Most everyone knows how George Lucas was finding doors shut in his face by the leading movie studios when trying to secure financing for his space saga. It wasn’t until Lucas hired McQuarrie to produce Production Paintings that would help to convey to the Studio Executives what he had envisioned in his mind’s eye for the film that the necessary funding was obtained, in fact it was the first studio they held a meeting with after the paintings had been completed, 20th Century Fox.
Ralph McQuarrie’s career didn’t obviously stop at Star Wars.

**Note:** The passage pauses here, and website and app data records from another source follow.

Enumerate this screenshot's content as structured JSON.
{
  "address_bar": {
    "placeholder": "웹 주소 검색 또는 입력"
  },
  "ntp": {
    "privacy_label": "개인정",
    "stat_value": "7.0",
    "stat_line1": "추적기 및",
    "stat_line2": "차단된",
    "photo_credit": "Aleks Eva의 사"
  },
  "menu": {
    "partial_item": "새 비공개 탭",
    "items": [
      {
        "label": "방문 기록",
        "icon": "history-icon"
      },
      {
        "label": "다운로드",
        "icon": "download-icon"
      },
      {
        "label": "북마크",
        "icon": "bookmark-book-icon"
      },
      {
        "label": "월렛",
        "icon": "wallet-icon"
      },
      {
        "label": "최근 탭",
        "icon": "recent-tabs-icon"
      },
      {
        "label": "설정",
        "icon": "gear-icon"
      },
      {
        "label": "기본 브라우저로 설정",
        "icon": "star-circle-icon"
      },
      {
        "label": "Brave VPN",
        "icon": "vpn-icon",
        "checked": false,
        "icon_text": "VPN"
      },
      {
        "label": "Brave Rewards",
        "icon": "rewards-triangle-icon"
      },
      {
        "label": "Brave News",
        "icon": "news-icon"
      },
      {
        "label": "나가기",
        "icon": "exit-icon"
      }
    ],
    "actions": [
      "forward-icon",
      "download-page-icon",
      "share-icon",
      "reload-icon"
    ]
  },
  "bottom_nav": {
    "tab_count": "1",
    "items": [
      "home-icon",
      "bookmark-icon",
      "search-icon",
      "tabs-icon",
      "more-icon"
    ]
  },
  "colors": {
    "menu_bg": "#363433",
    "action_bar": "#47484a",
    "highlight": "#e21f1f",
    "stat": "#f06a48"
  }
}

He also had a hand in designs for Close Encounters of the Third Kind, E.T., Raiders of the Lost Ark, Cocoon, Nightbreed, and even the Back to the Future Ride that was at Universal Studios beginning in 1991 until it’s closure in 2007.
George Lucas has written a very nice remembrance over on the official Star Wars.Com site.
[Via] Star Wars.Com
Thanks to Flack’s Great Post on the retiring of “the King” as Burger King’s mascot, it reminded me of when Star Wars: A New Hope craze was sweeping the world and Burger King was the only place to get those amazing collectible Star Wars glasses featuring Luke Skywalker, Chewbacca, C-3P0 and R2-D2, as well as the villainous Darth Vader!
Thanks to j37h3r for posting this over on YouTube!
I mentioned in the comments of Flack’s post that I can clearly remember a teenager dressed up as the Burger King handing me a poster of Luke Skywalker before they began the glasses promotion. Thanks to Star Wars.Com for the image below you can see which poster I received that day. There were four posters in the series, painted by Del Nichols, a new poster each week…and even though in my youth my Father and I never had much in the way of money…he made sure that I got each of those posters and eventually glasses because he understood how much Star Wars meant to me. How did he accomplish this? He would do without lunch at the factory he worked at so we had enough that I could have a drink and the ‘luxury’ of a Burger King kid’s meal.